> [Data items]
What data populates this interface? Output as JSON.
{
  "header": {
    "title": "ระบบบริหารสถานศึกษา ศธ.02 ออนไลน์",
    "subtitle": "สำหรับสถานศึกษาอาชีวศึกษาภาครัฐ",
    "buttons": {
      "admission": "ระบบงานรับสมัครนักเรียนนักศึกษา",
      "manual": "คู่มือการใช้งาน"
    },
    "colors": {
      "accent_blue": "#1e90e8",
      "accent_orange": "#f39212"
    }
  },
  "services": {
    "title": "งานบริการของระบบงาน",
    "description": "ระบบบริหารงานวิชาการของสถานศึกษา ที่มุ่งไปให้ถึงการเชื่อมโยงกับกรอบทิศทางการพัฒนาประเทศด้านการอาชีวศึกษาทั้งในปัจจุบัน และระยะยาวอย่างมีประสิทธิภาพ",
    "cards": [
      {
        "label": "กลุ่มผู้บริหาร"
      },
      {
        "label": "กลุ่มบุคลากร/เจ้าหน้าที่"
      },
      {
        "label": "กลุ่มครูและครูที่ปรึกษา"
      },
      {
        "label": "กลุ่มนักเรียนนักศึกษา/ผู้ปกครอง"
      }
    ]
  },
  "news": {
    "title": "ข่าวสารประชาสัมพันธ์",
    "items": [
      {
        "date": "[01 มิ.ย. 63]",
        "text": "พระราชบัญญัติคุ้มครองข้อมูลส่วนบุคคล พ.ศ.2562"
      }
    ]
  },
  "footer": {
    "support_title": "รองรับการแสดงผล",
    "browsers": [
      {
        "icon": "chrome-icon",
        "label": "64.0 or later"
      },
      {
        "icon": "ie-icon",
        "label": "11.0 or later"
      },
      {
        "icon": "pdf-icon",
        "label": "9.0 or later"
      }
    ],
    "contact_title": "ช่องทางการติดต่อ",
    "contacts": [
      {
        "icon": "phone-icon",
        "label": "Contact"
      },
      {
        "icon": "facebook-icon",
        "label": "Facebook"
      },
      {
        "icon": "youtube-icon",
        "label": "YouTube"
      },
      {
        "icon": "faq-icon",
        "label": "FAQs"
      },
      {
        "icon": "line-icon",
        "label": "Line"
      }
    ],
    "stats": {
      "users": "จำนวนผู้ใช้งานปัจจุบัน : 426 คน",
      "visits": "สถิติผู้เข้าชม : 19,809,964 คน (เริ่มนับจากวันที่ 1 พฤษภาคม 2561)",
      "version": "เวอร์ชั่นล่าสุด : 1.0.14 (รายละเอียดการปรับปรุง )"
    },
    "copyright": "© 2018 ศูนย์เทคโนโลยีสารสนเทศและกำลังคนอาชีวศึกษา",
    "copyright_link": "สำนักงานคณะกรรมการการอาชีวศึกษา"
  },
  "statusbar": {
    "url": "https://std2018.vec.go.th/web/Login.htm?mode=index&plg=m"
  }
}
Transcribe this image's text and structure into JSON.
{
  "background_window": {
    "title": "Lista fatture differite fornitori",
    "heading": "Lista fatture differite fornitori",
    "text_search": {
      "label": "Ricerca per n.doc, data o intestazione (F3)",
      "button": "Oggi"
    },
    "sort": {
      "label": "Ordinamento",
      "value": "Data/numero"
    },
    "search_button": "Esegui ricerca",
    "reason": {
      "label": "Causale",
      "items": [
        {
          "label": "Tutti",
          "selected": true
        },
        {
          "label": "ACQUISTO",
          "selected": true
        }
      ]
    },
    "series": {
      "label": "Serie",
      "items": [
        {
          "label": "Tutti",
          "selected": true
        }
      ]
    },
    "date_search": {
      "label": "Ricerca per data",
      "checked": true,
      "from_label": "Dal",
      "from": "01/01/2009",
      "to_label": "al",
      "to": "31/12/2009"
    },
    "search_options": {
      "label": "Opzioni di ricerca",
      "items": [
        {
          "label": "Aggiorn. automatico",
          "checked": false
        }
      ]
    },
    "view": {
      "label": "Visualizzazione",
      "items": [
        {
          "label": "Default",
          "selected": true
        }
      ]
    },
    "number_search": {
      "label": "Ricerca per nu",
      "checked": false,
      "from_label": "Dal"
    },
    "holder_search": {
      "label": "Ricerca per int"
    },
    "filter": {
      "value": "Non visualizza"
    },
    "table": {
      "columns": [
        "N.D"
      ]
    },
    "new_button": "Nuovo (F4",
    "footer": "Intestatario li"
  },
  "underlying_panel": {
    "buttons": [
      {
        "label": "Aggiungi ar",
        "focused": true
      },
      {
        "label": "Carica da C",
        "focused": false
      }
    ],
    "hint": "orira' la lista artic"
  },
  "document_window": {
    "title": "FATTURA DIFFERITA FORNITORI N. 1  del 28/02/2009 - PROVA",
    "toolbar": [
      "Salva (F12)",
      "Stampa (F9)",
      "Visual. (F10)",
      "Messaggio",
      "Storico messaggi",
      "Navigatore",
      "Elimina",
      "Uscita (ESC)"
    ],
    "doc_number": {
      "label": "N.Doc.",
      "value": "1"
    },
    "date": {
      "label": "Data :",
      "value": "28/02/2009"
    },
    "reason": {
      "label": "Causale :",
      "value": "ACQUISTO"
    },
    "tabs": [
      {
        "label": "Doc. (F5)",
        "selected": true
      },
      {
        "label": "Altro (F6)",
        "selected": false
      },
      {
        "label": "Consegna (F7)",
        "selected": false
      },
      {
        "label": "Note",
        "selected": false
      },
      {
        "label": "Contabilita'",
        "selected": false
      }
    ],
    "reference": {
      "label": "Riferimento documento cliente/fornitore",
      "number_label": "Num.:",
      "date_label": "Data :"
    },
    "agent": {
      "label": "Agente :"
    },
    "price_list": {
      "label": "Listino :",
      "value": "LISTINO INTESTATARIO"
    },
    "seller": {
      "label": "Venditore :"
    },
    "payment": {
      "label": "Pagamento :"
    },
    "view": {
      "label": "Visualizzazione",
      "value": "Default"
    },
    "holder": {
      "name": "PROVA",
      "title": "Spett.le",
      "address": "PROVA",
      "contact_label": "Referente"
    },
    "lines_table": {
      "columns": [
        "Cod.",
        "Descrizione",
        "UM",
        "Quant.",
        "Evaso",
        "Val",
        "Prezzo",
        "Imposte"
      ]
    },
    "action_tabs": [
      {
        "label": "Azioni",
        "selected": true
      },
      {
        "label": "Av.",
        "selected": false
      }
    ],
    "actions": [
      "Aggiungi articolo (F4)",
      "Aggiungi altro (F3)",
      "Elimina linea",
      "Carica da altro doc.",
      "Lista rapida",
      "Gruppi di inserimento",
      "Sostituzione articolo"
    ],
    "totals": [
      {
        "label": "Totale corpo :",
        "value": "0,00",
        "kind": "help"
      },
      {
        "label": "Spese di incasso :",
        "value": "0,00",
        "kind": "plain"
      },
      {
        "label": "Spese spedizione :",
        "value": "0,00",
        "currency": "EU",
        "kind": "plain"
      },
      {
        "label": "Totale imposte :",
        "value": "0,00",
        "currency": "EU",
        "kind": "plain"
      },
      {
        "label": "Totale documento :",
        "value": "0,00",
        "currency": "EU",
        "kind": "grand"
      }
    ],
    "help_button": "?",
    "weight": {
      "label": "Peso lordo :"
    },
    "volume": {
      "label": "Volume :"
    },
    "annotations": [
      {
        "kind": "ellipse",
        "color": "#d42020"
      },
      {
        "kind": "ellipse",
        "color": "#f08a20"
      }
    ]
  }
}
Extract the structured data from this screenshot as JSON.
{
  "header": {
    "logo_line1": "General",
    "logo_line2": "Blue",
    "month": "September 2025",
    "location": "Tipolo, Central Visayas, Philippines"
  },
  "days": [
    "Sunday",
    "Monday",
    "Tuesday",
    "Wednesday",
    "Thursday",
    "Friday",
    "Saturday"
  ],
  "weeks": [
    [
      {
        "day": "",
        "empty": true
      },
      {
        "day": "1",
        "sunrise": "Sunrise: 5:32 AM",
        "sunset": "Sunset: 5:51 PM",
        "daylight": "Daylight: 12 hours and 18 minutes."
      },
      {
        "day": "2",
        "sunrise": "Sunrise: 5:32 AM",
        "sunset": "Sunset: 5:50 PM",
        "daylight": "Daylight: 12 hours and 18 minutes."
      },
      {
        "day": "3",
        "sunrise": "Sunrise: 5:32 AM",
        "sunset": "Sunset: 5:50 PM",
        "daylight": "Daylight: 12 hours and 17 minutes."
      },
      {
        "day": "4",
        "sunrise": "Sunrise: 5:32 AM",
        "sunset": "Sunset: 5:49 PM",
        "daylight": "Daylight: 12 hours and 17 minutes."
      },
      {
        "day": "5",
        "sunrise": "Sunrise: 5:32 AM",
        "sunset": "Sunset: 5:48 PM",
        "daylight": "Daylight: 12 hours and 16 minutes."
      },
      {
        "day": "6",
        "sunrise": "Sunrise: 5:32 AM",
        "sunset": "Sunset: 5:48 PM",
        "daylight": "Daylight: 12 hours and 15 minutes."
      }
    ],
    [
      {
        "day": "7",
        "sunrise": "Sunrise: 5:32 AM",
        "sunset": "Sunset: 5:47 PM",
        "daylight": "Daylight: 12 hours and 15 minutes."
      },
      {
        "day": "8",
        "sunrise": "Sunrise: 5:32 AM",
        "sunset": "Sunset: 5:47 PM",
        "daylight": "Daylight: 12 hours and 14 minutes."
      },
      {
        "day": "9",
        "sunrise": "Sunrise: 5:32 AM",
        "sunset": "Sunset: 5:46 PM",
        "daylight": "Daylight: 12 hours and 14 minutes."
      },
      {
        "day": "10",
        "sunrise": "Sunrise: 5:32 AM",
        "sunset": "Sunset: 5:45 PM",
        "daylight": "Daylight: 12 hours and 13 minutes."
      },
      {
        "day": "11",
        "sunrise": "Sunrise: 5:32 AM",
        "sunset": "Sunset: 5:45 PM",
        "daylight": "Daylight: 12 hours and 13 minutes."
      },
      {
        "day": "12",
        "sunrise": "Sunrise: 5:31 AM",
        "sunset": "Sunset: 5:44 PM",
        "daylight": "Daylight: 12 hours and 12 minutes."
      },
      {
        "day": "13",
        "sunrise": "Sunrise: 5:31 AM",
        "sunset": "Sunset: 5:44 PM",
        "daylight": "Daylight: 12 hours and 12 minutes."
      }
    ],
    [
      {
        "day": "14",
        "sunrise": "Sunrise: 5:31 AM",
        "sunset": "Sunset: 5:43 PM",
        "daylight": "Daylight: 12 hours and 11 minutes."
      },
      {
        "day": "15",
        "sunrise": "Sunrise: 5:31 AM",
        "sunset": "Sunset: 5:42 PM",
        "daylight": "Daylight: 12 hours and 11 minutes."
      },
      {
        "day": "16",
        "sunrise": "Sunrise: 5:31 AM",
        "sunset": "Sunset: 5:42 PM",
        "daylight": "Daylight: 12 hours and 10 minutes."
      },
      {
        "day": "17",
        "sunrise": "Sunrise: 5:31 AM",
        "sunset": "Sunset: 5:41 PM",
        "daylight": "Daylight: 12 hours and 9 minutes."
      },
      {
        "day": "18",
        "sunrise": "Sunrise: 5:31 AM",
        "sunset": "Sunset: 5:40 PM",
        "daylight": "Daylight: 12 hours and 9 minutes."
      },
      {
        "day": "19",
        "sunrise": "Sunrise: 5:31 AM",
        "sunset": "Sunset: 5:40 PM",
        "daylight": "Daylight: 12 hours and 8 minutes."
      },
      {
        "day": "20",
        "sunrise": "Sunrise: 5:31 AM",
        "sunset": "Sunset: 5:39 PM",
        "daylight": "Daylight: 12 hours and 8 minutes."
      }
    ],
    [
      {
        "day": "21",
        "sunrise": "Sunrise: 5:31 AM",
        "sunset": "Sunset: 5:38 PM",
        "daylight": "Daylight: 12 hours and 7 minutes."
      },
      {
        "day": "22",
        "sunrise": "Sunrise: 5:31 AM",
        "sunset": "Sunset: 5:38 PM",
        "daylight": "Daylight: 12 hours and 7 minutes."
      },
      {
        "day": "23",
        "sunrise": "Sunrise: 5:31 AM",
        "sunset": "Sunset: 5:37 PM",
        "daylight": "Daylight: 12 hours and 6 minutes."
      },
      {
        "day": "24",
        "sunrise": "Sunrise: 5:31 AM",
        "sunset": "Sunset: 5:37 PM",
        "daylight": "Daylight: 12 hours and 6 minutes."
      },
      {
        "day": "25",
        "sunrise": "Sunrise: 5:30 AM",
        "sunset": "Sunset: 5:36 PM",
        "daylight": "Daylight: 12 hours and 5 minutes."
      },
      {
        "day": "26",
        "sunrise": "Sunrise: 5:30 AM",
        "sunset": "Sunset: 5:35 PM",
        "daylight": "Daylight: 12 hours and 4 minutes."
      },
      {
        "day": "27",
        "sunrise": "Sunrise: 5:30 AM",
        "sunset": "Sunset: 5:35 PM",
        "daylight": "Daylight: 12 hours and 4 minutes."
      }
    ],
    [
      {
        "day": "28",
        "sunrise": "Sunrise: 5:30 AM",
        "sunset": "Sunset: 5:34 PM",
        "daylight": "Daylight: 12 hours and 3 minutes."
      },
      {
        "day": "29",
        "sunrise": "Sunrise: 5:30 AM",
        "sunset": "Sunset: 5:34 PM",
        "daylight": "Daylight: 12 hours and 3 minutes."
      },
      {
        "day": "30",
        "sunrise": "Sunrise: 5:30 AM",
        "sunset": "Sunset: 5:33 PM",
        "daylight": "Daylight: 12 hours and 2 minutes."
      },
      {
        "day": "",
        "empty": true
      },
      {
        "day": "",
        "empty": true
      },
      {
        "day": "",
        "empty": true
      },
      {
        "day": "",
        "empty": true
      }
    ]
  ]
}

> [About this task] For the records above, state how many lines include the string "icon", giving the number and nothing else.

> [Output for this exercise] 8